Plaintiff made a loan to Cascade Corp. which Glaser and Taylor guaranteed.  When Cascade defaulted, plaintiff sued it and the two guarantors.  That suit was settled for a release of claims in return for Cascade’s payment of $308,000.  Cascade made that payment but a month later filed a bankruptcy petition, and the bankruptcy trustee later succeeded in requiring plaintiff to repay part of the settlement funds as a voidable preferential transfer within 90 days of bankruptcy.  This decision holds that a settlement payment that is clawed back in bankruptcy as a voidable preference is not performance of the settlement agreement.  Since Glaser and Taylor were jointly obligated to make the settlement payment, the trial court properly entered judgment against them for breach of the settlement agreement, ordering they pay the clawed back sum.  However, since plaintiff sought to enforce rather than rescind the settlement agreement based on Cascade’s nonperformance, the settlement agreement’s release provision remained effective barring plaintiff from suing Glaser and Taylor for breach of their guarantees of the original debt.

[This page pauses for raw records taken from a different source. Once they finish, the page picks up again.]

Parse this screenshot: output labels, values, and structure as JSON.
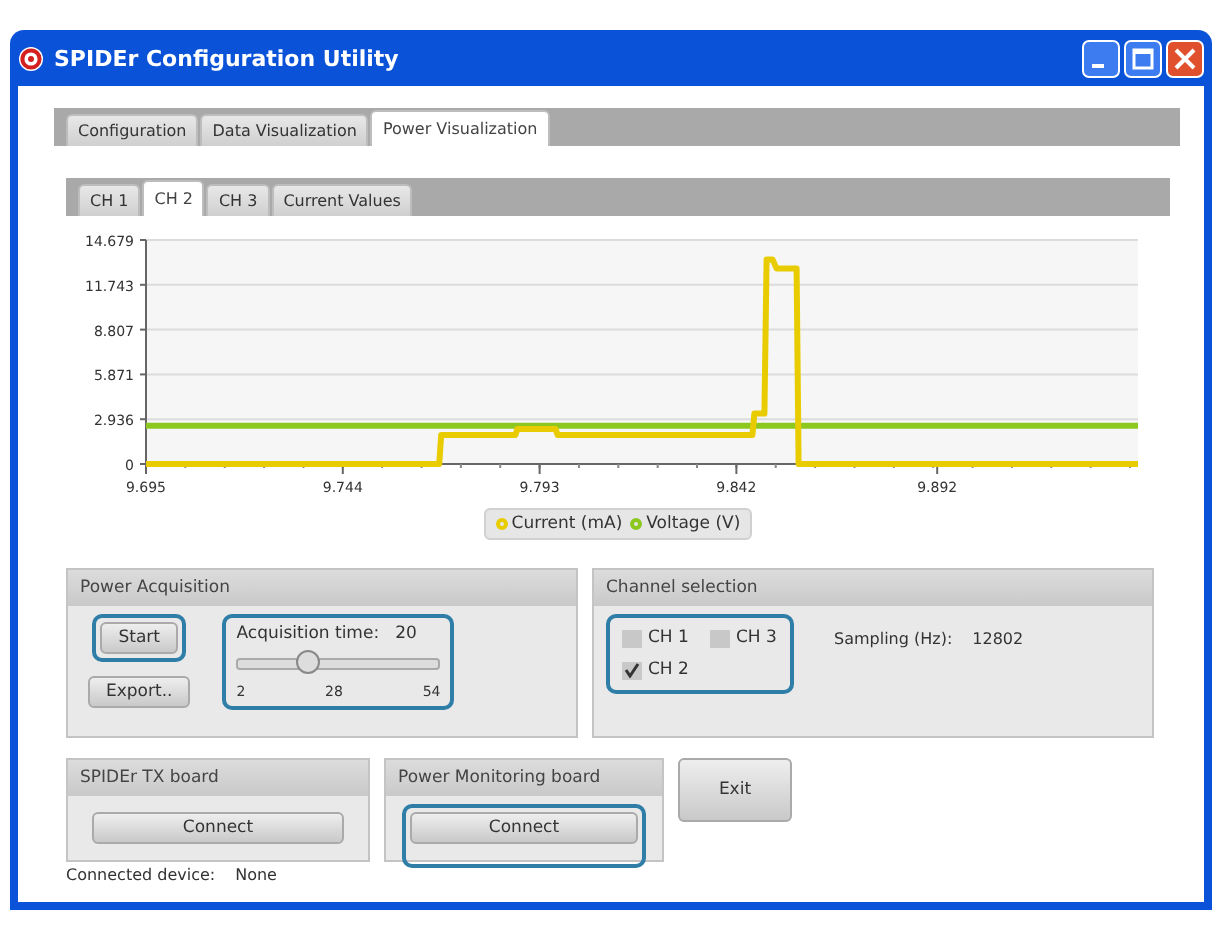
{
  "window": {
    "title": "SPIDEr Configuration Utility"
  },
  "tabs": [
    {
      "label": "Configuration",
      "selected": false
    },
    {
      "label": "Data Visualization",
      "selected": false
    },
    {
      "label": "Power Visualization",
      "selected": true
    }
  ],
  "channel_tabs": [
    {
      "label": "CH 1",
      "selected": false
    },
    {
      "label": "CH 2",
      "selected": true
    },
    {
      "label": "CH 3",
      "selected": false
    },
    {
      "label": "Current Values",
      "selected": false
    }
  ],
  "chart": {
    "chart_data": {
      "type": "line",
      "x": [
        9.695,
        9.768,
        9.7685,
        9.787,
        9.7875,
        9.797,
        9.7975,
        9.846,
        9.8465,
        9.849,
        9.8495,
        9.851,
        9.852,
        9.857,
        9.8575,
        9.942
      ],
      "series": [
        {
          "name": "Current (mA)",
          "color": "#e8cc00",
          "values": [
            0,
            0,
            1.9,
            1.9,
            2.3,
            2.3,
            1.9,
            1.9,
            3.3,
            3.3,
            13.4,
            13.4,
            12.8,
            12.8,
            0,
            0
          ]
        },
        {
          "name": "Voltage (V)",
          "color": "#8cc820",
          "values": [
            2.5,
            2.5,
            2.5,
            2.5,
            2.5,
            2.5,
            2.5,
            2.5,
            2.5,
            2.5,
            2.5,
            2.5,
            2.5,
            2.5,
            2.5,
            2.5
          ]
        }
      ],
      "xlim": [
        9.695,
        9.942
      ],
      "ylim": [
        0,
        14.679
      ],
      "xticks": [
        9.695,
        9.744,
        9.793,
        9.842,
        9.892
      ],
      "yticks": [
        0,
        2.936,
        5.871,
        8.807,
        11.743,
        14.679
      ],
      "grid": true
    }
  },
  "power_acquisition": {
    "title": "Power Acquisition",
    "buttons": [
      {
        "label": "Start",
        "highlighted": true
      },
      {
        "label": "Export..",
        "highlighted": false
      }
    ],
    "acquisition_time": {
      "label": "Acquisition time:",
      "value": "20",
      "level": 0.35,
      "ticks": [
        "2",
        "28",
        "54"
      ],
      "highlighted": true
    }
  },
  "channel_selection": {
    "title": "Channel selection",
    "highlighted": true,
    "channels": [
      {
        "label": "CH 1",
        "checked": false
      },
      {
        "label": "CH 3",
        "checked": false
      },
      {
        "label": "CH 2",
        "checked": true
      }
    ],
    "sampling_label": "Sampling (Hz):",
    "sampling_value": "12802"
  },
  "boards": [
    {
      "title": "SPIDEr TX board",
      "button": "Connect",
      "highlighted": false
    },
    {
      "title": "Power Monitoring board",
      "button": "Connect",
      "highlighted": true
    }
  ],
  "exit_button": "Exit",
  "status": {
    "label": "Connected device:",
    "value": "None"
  }
}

California Court of Appeal, First District, Division 1 (Humes, P.J.); August 11, 2016; 2016 WL 4262162